» What the task requires:
Could you repeat the data word for word while skipping the pictures?

(Dataset rows describing interfaces)
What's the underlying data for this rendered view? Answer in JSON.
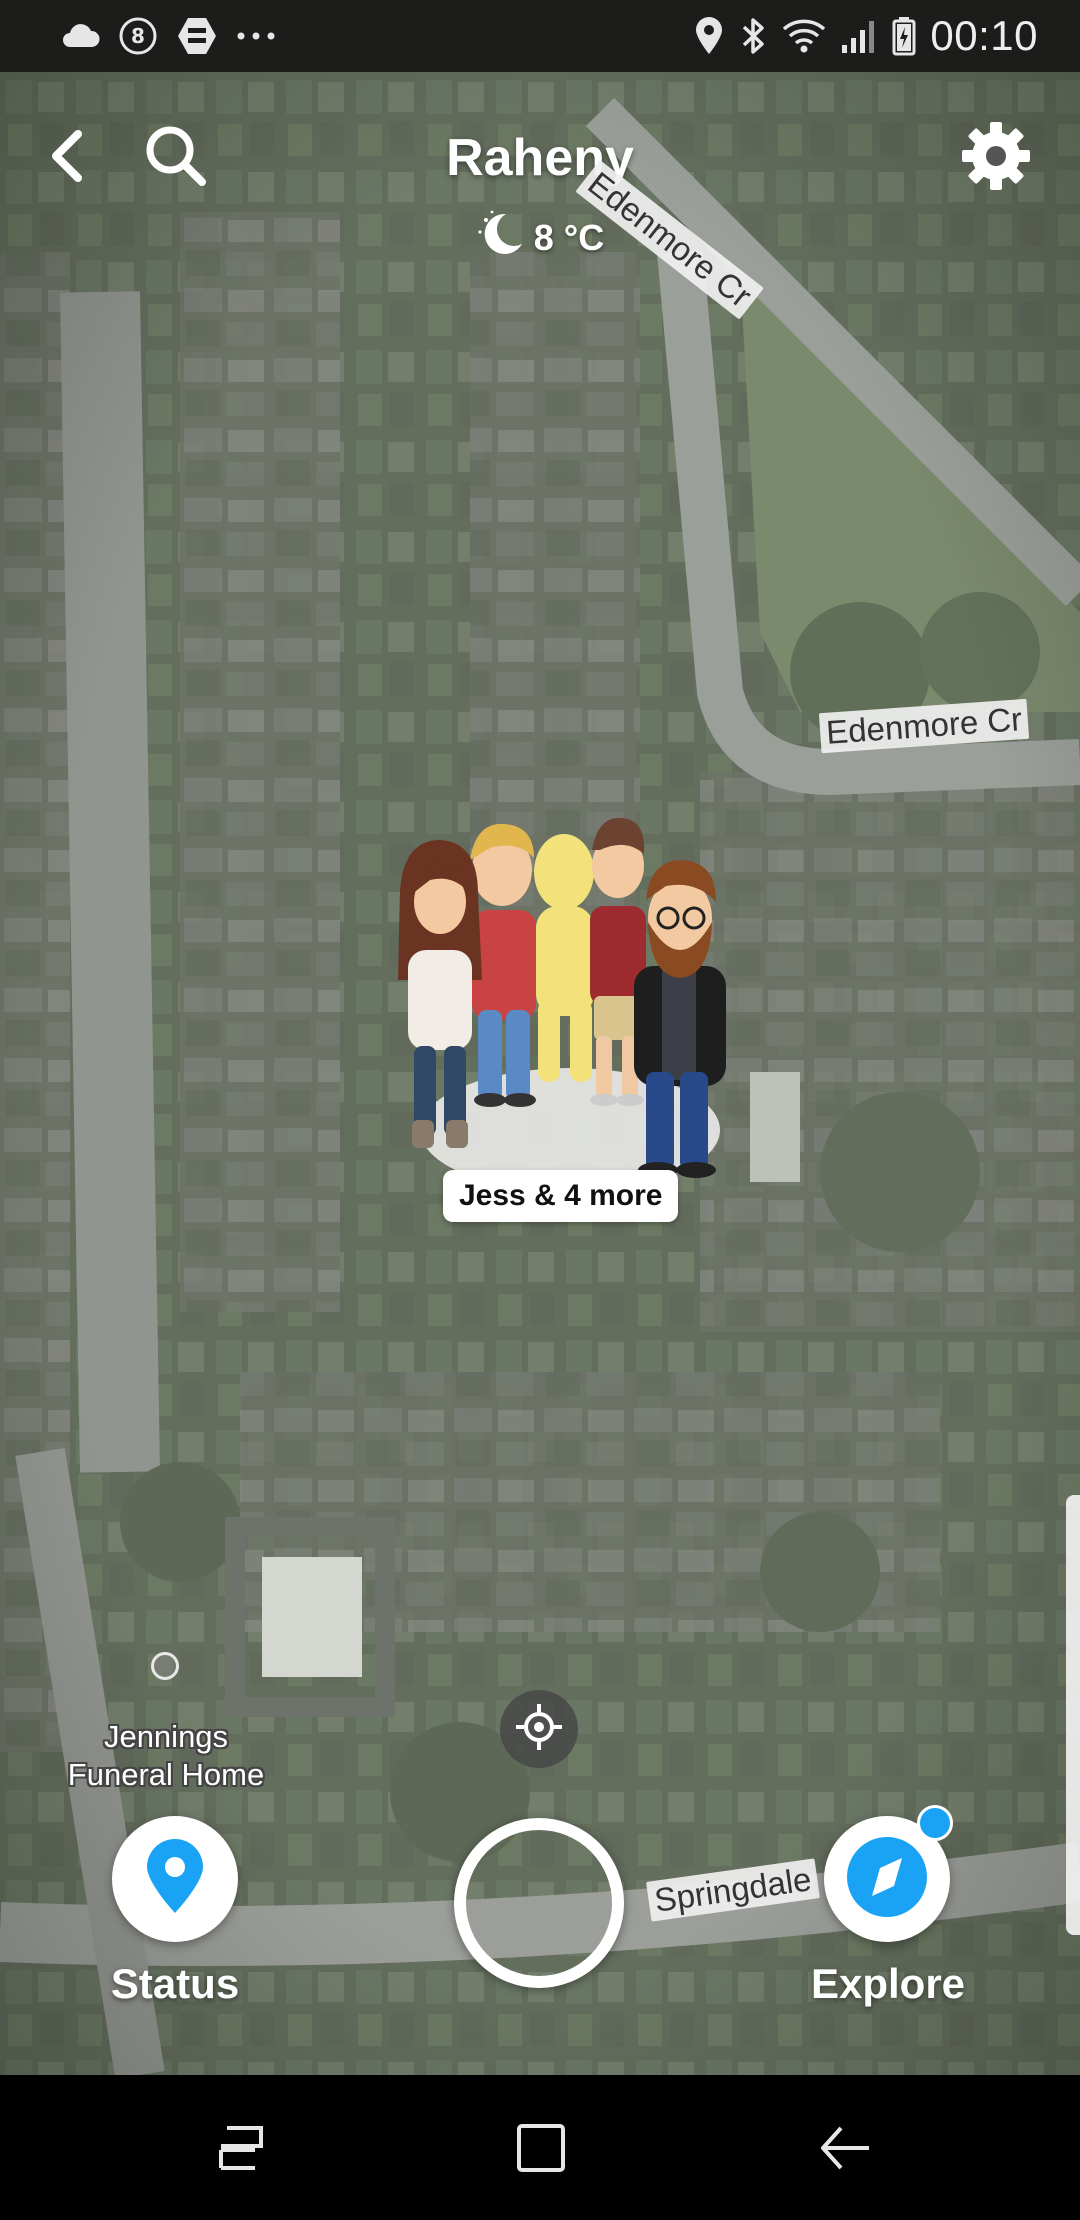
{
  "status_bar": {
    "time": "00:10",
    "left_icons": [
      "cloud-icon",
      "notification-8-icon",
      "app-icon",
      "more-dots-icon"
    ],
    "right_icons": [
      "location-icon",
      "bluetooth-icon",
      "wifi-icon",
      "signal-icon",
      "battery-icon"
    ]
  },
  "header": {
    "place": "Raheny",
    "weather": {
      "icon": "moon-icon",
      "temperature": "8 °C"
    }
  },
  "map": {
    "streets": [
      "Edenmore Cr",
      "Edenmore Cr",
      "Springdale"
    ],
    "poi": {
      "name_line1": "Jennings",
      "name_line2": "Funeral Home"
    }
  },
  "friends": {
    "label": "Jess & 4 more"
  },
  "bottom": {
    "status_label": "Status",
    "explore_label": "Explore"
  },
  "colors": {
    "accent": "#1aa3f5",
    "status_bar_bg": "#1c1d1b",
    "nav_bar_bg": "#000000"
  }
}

» Output of the task:
What's the underlying data for this rendered view? Answer in JSON.
{
  "status_bar": {
    "time": "00:10",
    "left_icons": [
      "cloud-icon",
      "notification-8-icon",
      "app-icon",
      "more-dots-icon"
    ],
    "right_icons": [
      "location-icon",
      "bluetooth-icon",
      "wifi-icon",
      "signal-icon",
      "battery-icon"
    ]
  },
  "header": {
    "place": "Raheny",
    "weather": {
      "icon": "moon-icon",
      "temperature": "8 °C"
    }
  },
  "map": {
    "streets": [
      "Edenmore Cr",
      "Edenmore Cr",
      "Springdale"
    ],
    "poi": {
      "name_line1": "Jennings",
      "name_line2": "Funeral Home"
    }
  },
  "friends": {
    "label": "Jess & 4 more"
  },
  "bottom": {
    "status_label": "Status",
    "explore_label": "Explore"
  },
  "colors": {
    "accent": "#1aa3f5",
    "status_bar_bg": "#1c1d1b",
    "nav_bar_bg": "#000000"
  }
}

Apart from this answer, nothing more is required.